Everything in the entries except the pictures should be copied exactly.

### Recorded information
Content starts

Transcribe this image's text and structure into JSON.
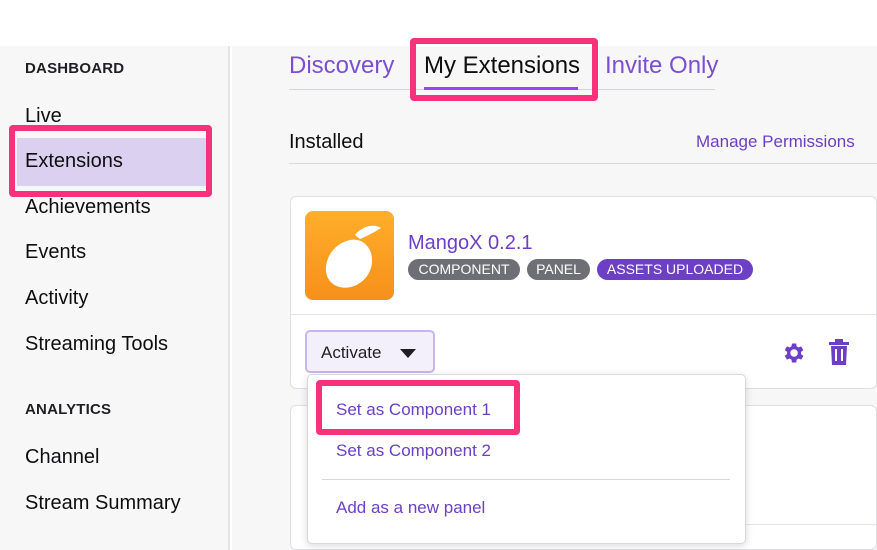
{
  "sidebar": {
    "dashboard_heading": "DASHBOARD",
    "items": [
      {
        "label": "Live"
      },
      {
        "label": "Extensions"
      },
      {
        "label": "Achievements"
      },
      {
        "label": "Events"
      },
      {
        "label": "Activity"
      },
      {
        "label": "Streaming Tools"
      }
    ],
    "analytics_heading": "ANALYTICS",
    "analytics_items": [
      {
        "label": "Channel"
      },
      {
        "label": "Stream Summary"
      }
    ]
  },
  "tabs": [
    {
      "label": "Discovery"
    },
    {
      "label": "My Extensions"
    },
    {
      "label": "Invite Only"
    }
  ],
  "installed_section": {
    "title": "Installed",
    "manage_link": "Manage Permissions"
  },
  "extension": {
    "name": "MangoX 0.2.1",
    "icon": "mango-icon",
    "badges": [
      "COMPONENT",
      "PANEL",
      "ASSETS UPLOADED"
    ],
    "activate_label": "Activate",
    "settings_icon": "gear-icon",
    "delete_icon": "trash-icon"
  },
  "activate_menu": {
    "items": [
      {
        "label": "Set as Component 1"
      },
      {
        "label": "Set as Component 2"
      },
      {
        "label": "Add as a new panel"
      }
    ]
  },
  "colors": {
    "accent": "#6c3fc4",
    "highlight": "#f6337a",
    "active_bg": "#dcd0f1",
    "icon_orange": "#f6901a"
  }
}
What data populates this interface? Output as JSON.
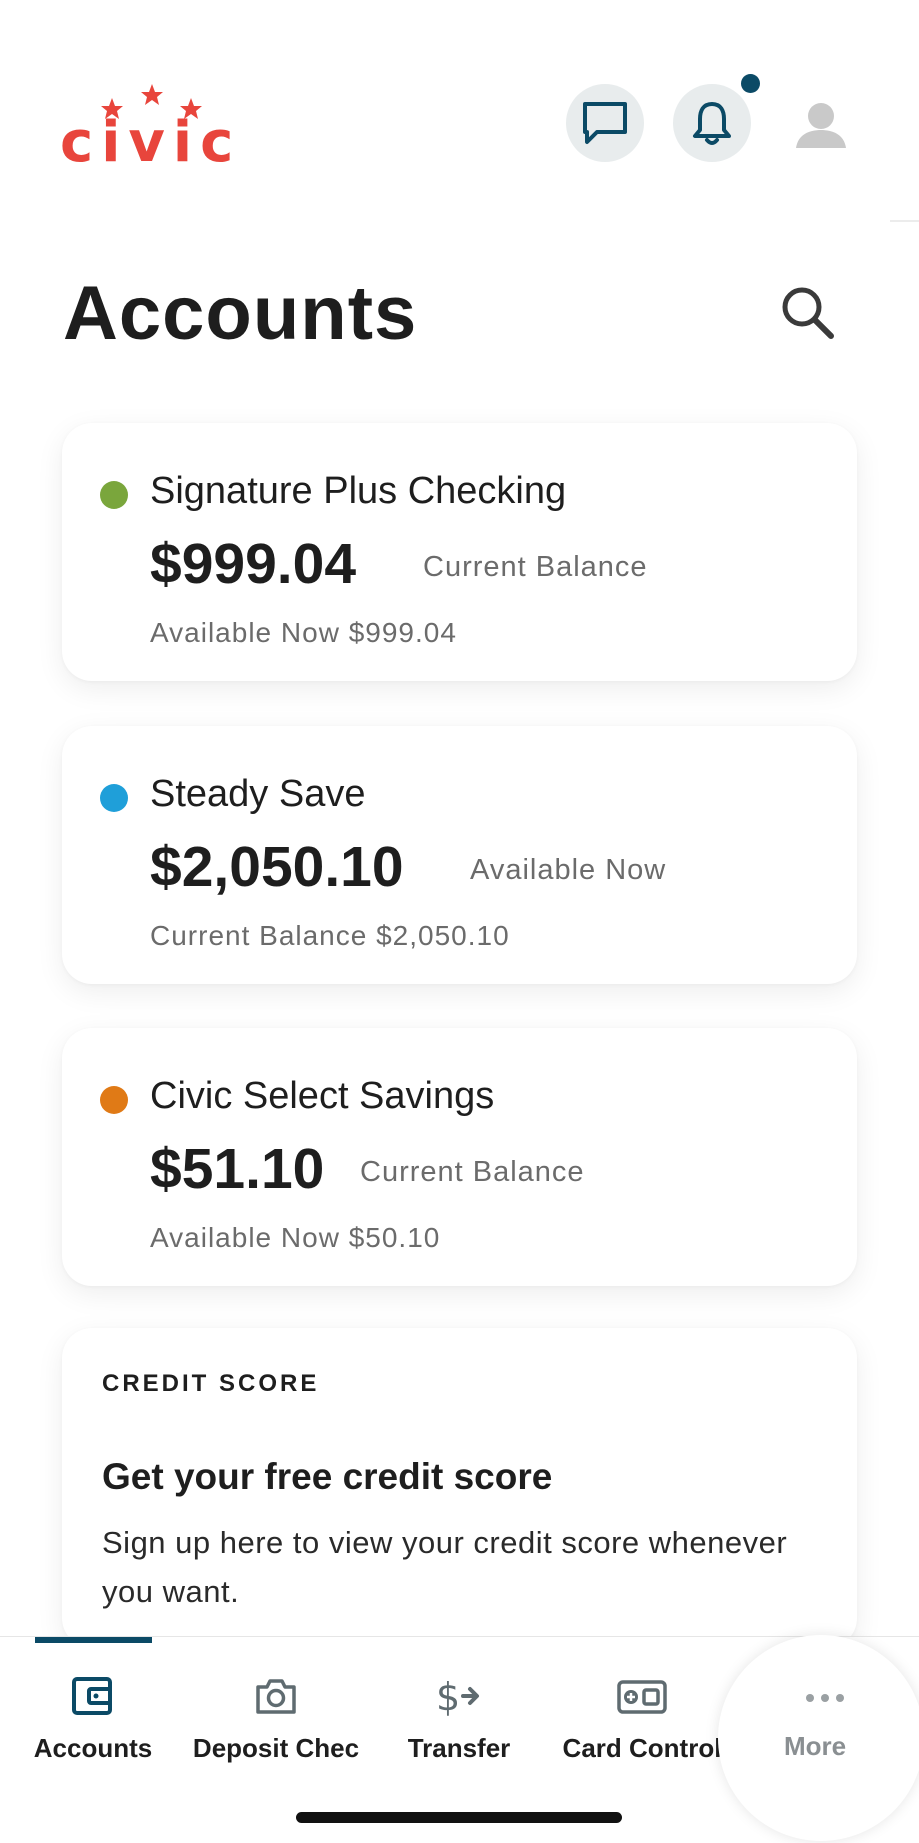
{
  "header": {
    "logo_text": "civic",
    "chat_icon": "chat-bubble-icon",
    "bell_icon": "bell-icon",
    "profile_icon": "person-icon",
    "brand_color": "#e8453c",
    "accent_color": "#0b4a66"
  },
  "page": {
    "title": "Accounts",
    "search_icon": "search-icon"
  },
  "accounts": [
    {
      "name": "Signature Plus Checking",
      "amount": "$999.04",
      "amount_label": "Current Balance",
      "sub": "Available Now $999.04",
      "dot_color": "#7aa63c"
    },
    {
      "name": "Steady Save",
      "amount": "$2,050.10",
      "amount_label": "Available Now",
      "sub": "Current Balance $2,050.10",
      "dot_color": "#1f9fd9"
    },
    {
      "name": "Civic Select Savings",
      "amount": "$51.10",
      "amount_label": "Current Balance",
      "sub": "Available Now $50.10",
      "dot_color": "#e07a16"
    }
  ],
  "credit_score": {
    "eyebrow": "CREDIT SCORE",
    "title": "Get your free credit score",
    "body": "Sign up here to view your credit score whenever you want."
  },
  "bottom_nav": {
    "items": [
      {
        "label": "Accounts",
        "icon": "wallet-icon",
        "active": true
      },
      {
        "label": "Deposit Chec",
        "icon": "camera-icon",
        "active": false
      },
      {
        "label": "Transfer",
        "icon": "dollar-arrow-icon",
        "active": false
      },
      {
        "label": "Card Control",
        "icon": "card-control-icon",
        "active": false
      },
      {
        "label": "More",
        "icon": "ellipsis-icon",
        "active": false
      }
    ]
  }
}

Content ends

### Written response
Transcribe this image's text and structure into JSON.
{
  "sidebar": {
    "dashboard_heading": "DASHBOARD",
    "items": [
      {
        "label": "Live"
      },
      {
        "label": "Extensions"
      },
      {
        "label": "Achievements"
      },
      {
        "label": "Events"
      },
      {
        "label": "Activity"
      },
      {
        "label": "Streaming Tools"
      }
    ],
    "analytics_heading": "ANALYTICS",
    "analytics_items": [
      {
        "label": "Channel"
      },
      {
        "label": "Stream Summary"
      }
    ]
  },
  "tabs": [
    {
      "label": "Discovery"
    },
    {
      "label": "My Extensions"
    },
    {
      "label": "Invite Only"
    }
  ],
  "installed_section": {
    "title": "Installed",
    "manage_link": "Manage Permissions"
  },
  "extension": {
    "name": "MangoX 0.2.1",
    "icon": "mango-icon",
    "badges": [
      "COMPONENT",
      "PANEL",
      "ASSETS UPLOADED"
    ],
    "activate_label": "Activate",
    "settings_icon": "gear-icon",
    "delete_icon": "trash-icon"
  },
  "activate_menu": {
    "items": [
      {
        "label": "Set as Component 1"
      },
      {
        "label": "Set as Component 2"
      },
      {
        "label": "Add as a new panel"
      }
    ]
  },
  "colors": {
    "accent": "#6c3fc4",
    "highlight": "#f6337a",
    "active_bg": "#dcd0f1",
    "icon_orange": "#f6901a"
  }
}
What data populates this interface? Output as JSON.
{
  "header": {
    "logo_text": "civic",
    "chat_icon": "chat-bubble-icon",
    "bell_icon": "bell-icon",
    "profile_icon": "person-icon",
    "brand_color": "#e8453c",
    "accent_color": "#0b4a66"
  },
  "page": {
    "title": "Accounts",
    "search_icon": "search-icon"
  },
  "accounts": [
    {
      "name": "Signature Plus Checking",
      "amount": "$999.04",
      "amount_label": "Current Balance",
      "sub": "Available Now $999.04",
      "dot_color": "#7aa63c"
    },
    {
      "name": "Steady Save",
      "amount": "$2,050.10",
      "amount_label": "Available Now",
      "sub": "Current Balance $2,050.10",
      "dot_color": "#1f9fd9"
    },
    {
      "name": "Civic Select Savings",
      "amount": "$51.10",
      "amount_label": "Current Balance",
      "sub": "Available Now $50.10",
      "dot_color": "#e07a16"
    }
  ],
  "credit_score": {
    "eyebrow": "CREDIT SCORE",
    "title": "Get your free credit score",
    "body": "Sign up here to view your credit score whenever you want."
  },
  "bottom_nav": {
    "items": [
      {
        "label": "Accounts",
        "icon": "wallet-icon",
        "active": true
      },
      {
        "label": "Deposit Chec",
        "icon": "camera-icon",
        "active": false
      },
      {
        "label": "Transfer",
        "icon": "dollar-arrow-icon",
        "active": false
      },
      {
        "label": "Card Control",
        "icon": "card-control-icon",
        "active": false
      },
      {
        "label": "More",
        "icon": "ellipsis-icon",
        "active": false
      }
    ]
  }
}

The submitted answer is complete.